Repellents with DEET Provide the Best Protections Against West Nile Virus 7.26.04
To protect against and combat this summer's return of the West Nile virus (WNV), Diversified Brands provides an insect repellent with the industry's highest concentration of DEET. Sprayon Insect Repellent II S00856 is EPA-registered and can be safely applied to skin, clothing and anywhere insects are a problem. With a 23.8% concentration of N,N-diethyl-3-methylbenzamide (DEET) that lasts for up to four hours, Sprayon Insect Repellent II provides longer-lasting protection against mosquitoes than repellants with lower time-released concentrations.
West Nile virus (WNV) was first detected in the fall of 1999 in the New York City area. As a result, 62 persons infected with the virus were hospitalized and seven died. It was then discovered that a person becomes infected with the virus from the bite of a virus-carrying mosquito. WNV has since traveled westward in the United States, infecting numerous people in states including Colorado and South Dakota.
In 2003, the Centers for Disease Control and Prevention recorded 9,858 human cases of West Nile and 262 deaths as a direct result of the virus. With this season's summer months approach ing, the potential threat of WNV is expected to surface again throughout the United States. At the present time, there is not a vaccine for the disease, however the CDC recommends several precautionary measures, including the use of mosquito repellents.
According to the Centers for Disease Control and Prevention and www.westnilevirusfacts.org, one of the best tips for avoiding WNV in 2004 is to use mosquito repellents. Repellents with N, N-diethyl-3-methylbenzamide (DEET) work to counteract the attraction of mosquitoes to human skin odors by making a person's odor unattractive for feeding. The level of DEET a repellent contains is in direct relation to the amount of time it can protect from mosquito bites. In 2002, a comparative study conducted by the Massachusetts Medical Society concluded that of the various insect repellents examined, those containing DEET provided the longest-lasting protection.
This summer, Diversified Brands offers an effective insecticide to protect against mosquitoes and the threat of WNV. Sprayon Insect Repellent II S00856 contains the industry's highest available concentration of DEET (23.75 percent), which provides up to four hours of protection under normal use.

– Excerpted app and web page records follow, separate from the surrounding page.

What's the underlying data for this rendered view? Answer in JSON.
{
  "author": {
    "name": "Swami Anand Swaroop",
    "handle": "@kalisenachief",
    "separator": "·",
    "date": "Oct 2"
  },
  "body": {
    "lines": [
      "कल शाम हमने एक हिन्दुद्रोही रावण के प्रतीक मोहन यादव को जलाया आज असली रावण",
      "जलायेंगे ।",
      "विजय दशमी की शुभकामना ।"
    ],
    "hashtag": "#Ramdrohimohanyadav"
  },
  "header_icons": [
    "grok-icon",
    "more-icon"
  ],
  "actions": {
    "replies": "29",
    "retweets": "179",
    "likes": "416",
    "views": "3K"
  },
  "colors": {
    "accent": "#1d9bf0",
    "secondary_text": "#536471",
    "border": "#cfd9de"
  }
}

Engineered to effectively repel mosquitoes, it can also ward off black flies, chiggers, deer flies, ticks, gnats, stable flies and fleas, additionally providing protection against Lyme disease. EPA-registered and free of R-11, Insect Repellent II is offered in 8-oz. cans.
In addition, Diversified Brands offers several industrial-strength insecticides, including Sprayon Hit Squad Industrial Insecticide S00859 for quick, safe elimination of insects in industrial environments. It works against mosquitoes, houseflies, gnats, wasps, small moths, ants, roaches, waterbugs, silverfish, centipedes, spid ers, crickets, sowbugs, beetles, weevils, grain mites, lice, bedbugs and fleas. Hit Squad is suggested for schools, hospitals, restaurants and similar institutions, and can be utilized in or outdoors. The EPA-registered, NSF regulated and F2 rated product is available in 20-oz. cans.
Sprayon Blast "Em S00857 and Big Blast "Em Wasp & Hornet Killer S20857 contain a high amount of petroleum distillates for the most effective knockdown (98 percent) and kill (100 percent) rates within 24 hours. Both products' powerful spray have a dielectric strength of 33 thousand volts that will not harm most plastics, including Noryl, ABS and Lexan. Blast "Em and Big Blast "Em are recommended for applications including utility meters and boxes, nesting areas in shrubs, porch lighting fixtures, and outdoor public areas such as golf courses, beaches, picnic grounds and amphitheaters. Sprayon Blast "Em and Big Blast "Em Wasp & Hornet Killer are EPA-registered, NSF regulated and F2 rated, and are available in 16-oz. and 20-oz. cans.
Source: Diversified Brands, July 19, 2004